▸ **About this exercise**:
Please work out how many lines in the material below contain the string "text", and answer with that number only.

▬▬▬▬▬▬

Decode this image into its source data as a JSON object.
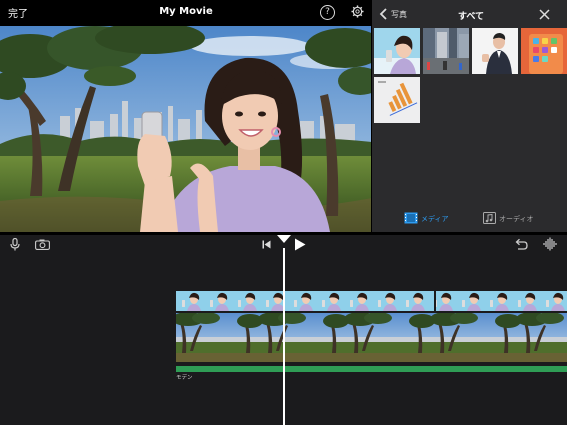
{
  "header": {
    "done_label": "完了",
    "project_title": "My Movie",
    "help_symbol": "?"
  },
  "media_browser": {
    "back_label": "写真",
    "category_title": "すべて",
    "segment_media_label": "メディア",
    "segment_audio_label": "オーディオ",
    "active_color": "#2d9bf0"
  },
  "timeline": {
    "audio_track_label": "モデン",
    "audio_color": "#2f9d55"
  }
}
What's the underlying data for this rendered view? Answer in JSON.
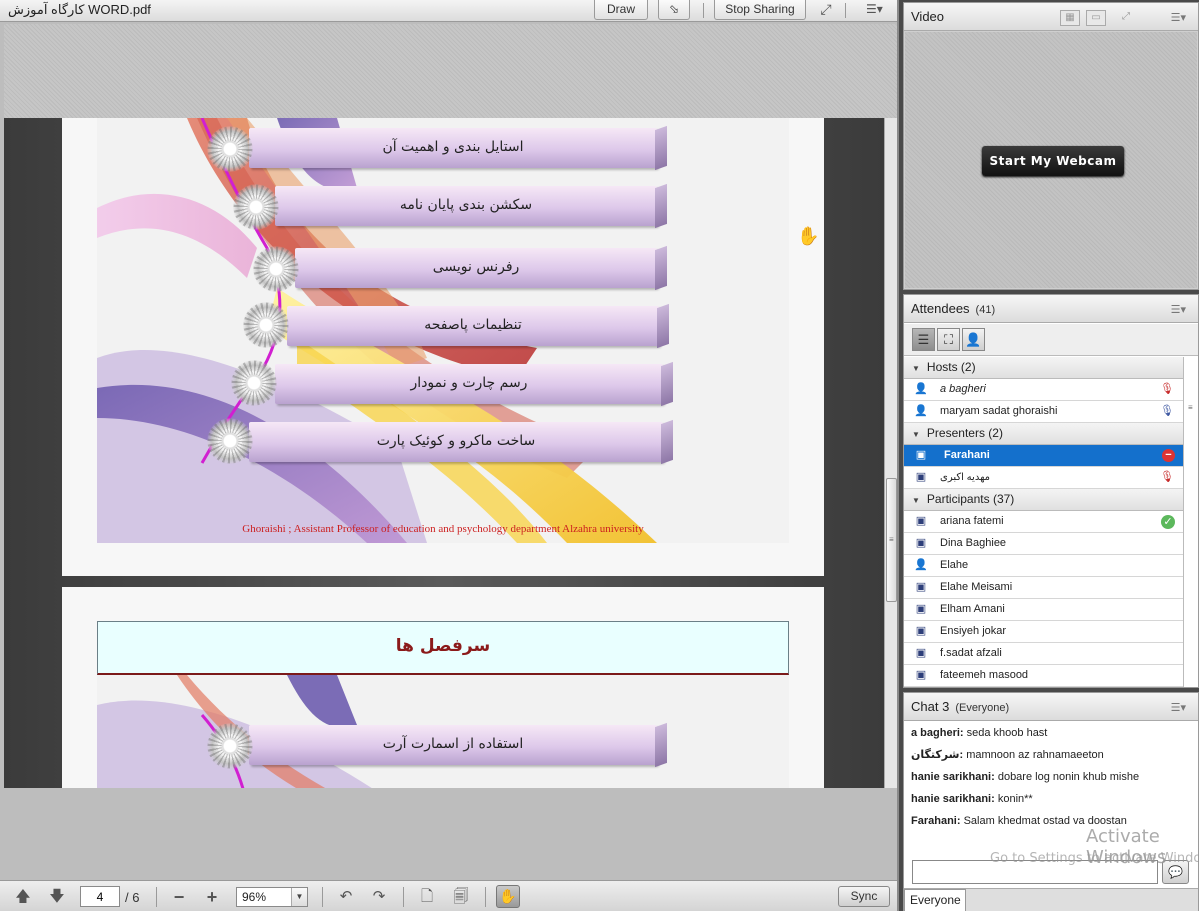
{
  "share": {
    "title": "کارگاه آموزش WORD.pdf",
    "draw_label": "Draw",
    "stop_label": "Stop Sharing",
    "pointer_icon": "pointer-icon",
    "fullscreen_icon": "fullscreen-icon"
  },
  "slide1": {
    "items": [
      "استایل بندی و اهمیت آن",
      "سکشن بندی پایان نامه",
      "رفرنس نویسی",
      "تنظیمات پاصفحه",
      "رسم چارت و نمودار",
      "ساخت ماکرو و کوئیک پارت"
    ],
    "footer": "Ghoraishi ; Assistant Professor of education and psychology department Alzahra university"
  },
  "slide2": {
    "title": "سرفصل ها",
    "items": [
      "استفاده از اسمارت آرت"
    ]
  },
  "toolbar": {
    "page": "4",
    "total": "/ 6",
    "zoom": "96%",
    "sync_label": "Sync"
  },
  "video": {
    "title": "Video",
    "webcam_label": "Start My Webcam"
  },
  "attendees": {
    "title": "Attendees",
    "count": "(41)",
    "groups": [
      {
        "label": "Hosts (2)",
        "rows": [
          {
            "name": "a bagheri",
            "status": "mic-muted"
          },
          {
            "name": "maryam sadat ghoraishi",
            "status": "mic-on"
          }
        ]
      },
      {
        "label": "Presenters (2)",
        "rows": [
          {
            "name": "Farahani",
            "status": "blocked",
            "selected": true
          },
          {
            "name": "مهدیه اکبری",
            "status": "mic-muted"
          }
        ]
      },
      {
        "label": "Participants (37)",
        "rows": [
          {
            "name": "ariana fatemi",
            "status": "agree"
          },
          {
            "name": "Dina Baghiee",
            "status": ""
          },
          {
            "name": "Elahe",
            "status": ""
          },
          {
            "name": "Elahe Meisami",
            "status": ""
          },
          {
            "name": "Elham Amani",
            "status": ""
          },
          {
            "name": "Ensiyeh jokar",
            "status": ""
          },
          {
            "name": "f.sadat afzali",
            "status": ""
          },
          {
            "name": "fateemeh masood",
            "status": ""
          }
        ]
      }
    ]
  },
  "chat": {
    "title": "Chat 3",
    "scope": "(Everyone)",
    "messages": [
      {
        "from": "a bagheri:",
        "text": "seda khoob hast"
      },
      {
        "from": "شرکتگان:",
        "text": "mamnoon az rahnamaeeton"
      },
      {
        "from": "hanie sarikhani:",
        "text": "dobare log nonin khub mishe"
      },
      {
        "from": "hanie sarikhani:",
        "text": "konin**"
      },
      {
        "from": "Farahani:",
        "text": "Salam khedmat ostad va doostan"
      }
    ],
    "tab_label": "Everyone"
  },
  "watermark": {
    "title": "Activate Windows",
    "subtitle": "Go to Settings to activate Windows."
  }
}
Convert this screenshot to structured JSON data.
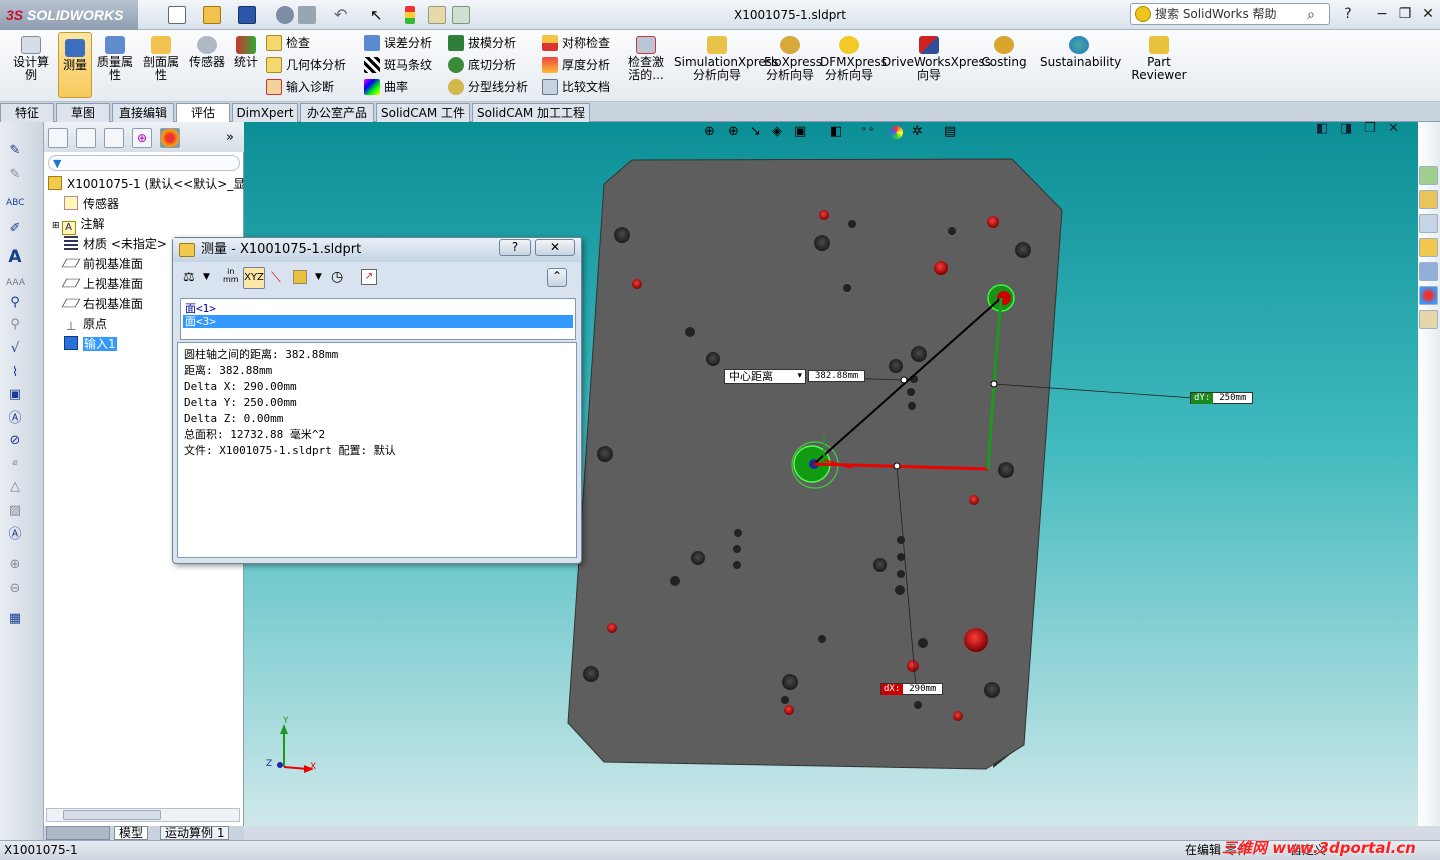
{
  "app": {
    "brand_prefix": "3S",
    "brand": "SOLIDWORKS",
    "doc_title": "X1001075-1.sldprt"
  },
  "search": {
    "placeholder": "搜索 SolidWorks 帮助"
  },
  "window_controls": {
    "help": "?",
    "minimize": "−",
    "restore": "❐",
    "close": "✕"
  },
  "ribbon": {
    "design_check": "设计算例",
    "measure": "测量",
    "mass_props": "质量属性",
    "section_props": "剖面属性",
    "sensor": "传感器",
    "stats": "统计",
    "check": "检查",
    "geometry_analysis": "几何体分析",
    "import_diag": "输入诊断",
    "deviation": "误差分析",
    "zebra": "斑马条纹",
    "curvature": "曲率",
    "draft": "拔模分析",
    "undercut": "底切分析",
    "parting": "分型线分析",
    "symmetry": "对称检查",
    "thickness": "厚度分析",
    "compare": "比较文档",
    "check_active": "检查激活的...",
    "simxpress": "SimulationXpress 分析向导",
    "floxpress": "FloXpress 分析向导",
    "dfmxpress": "DFMXpress 分析向导",
    "driveworks": "DriveWorksXpress 向导",
    "costing": "Costing",
    "sustainability": "Sustainability",
    "part_reviewer": "Part Reviewer"
  },
  "tabs": [
    "特征",
    "草图",
    "直接编辑",
    "评估",
    "DimXpert",
    "办公室产品",
    "SolidCAM 工件",
    "SolidCAM 加工工程"
  ],
  "tree": {
    "root": "X1001075-1  (默认<<默认>_显",
    "items": [
      "传感器",
      "注解",
      "材质 <未指定>",
      "前视基准面",
      "上视基准面",
      "右视基准面",
      "原点",
      "输入1"
    ]
  },
  "bottom_tabs": {
    "model": "模型",
    "motion": "运动算例 1"
  },
  "status": {
    "file": "X1001075-1",
    "mode": "在编辑 零件",
    "custom": "自定义"
  },
  "measure_dialog": {
    "title": "测量 - X1001075-1.sldprt",
    "help": "?",
    "close": "✕",
    "collapse": "⌃",
    "selections": [
      "面<1>",
      "面<3>"
    ],
    "results": [
      "圆柱轴之间的距离:  382.88mm",
      "距离: 382.88mm",
      "Delta X: 290.00mm",
      "Delta Y: 250.00mm",
      "Delta Z: 0.00mm",
      "总面积: 12732.88 毫米^2",
      "文件:  X1001075-1.sldprt 配置: 默认"
    ]
  },
  "viewport_labels": {
    "center_distance_key": "中心距离",
    "center_distance_value": "382.88mm",
    "dy_key": "dY:",
    "dy_value": "250mm",
    "dx_key": "dX:",
    "dx_value": "290mm"
  },
  "triad": {
    "x": "X",
    "y": "Y",
    "z": "Z"
  },
  "watermark": "三维网 www.3dportal.cn",
  "colors": {
    "viewport_top": "#0b8f96",
    "plate": "#5e5e5e",
    "hole_red": "#b50000",
    "selection_green": "#22cc22",
    "measure_line": "#000000",
    "dx_line": "#e00000"
  }
}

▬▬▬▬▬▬

▸ **Your response**:
5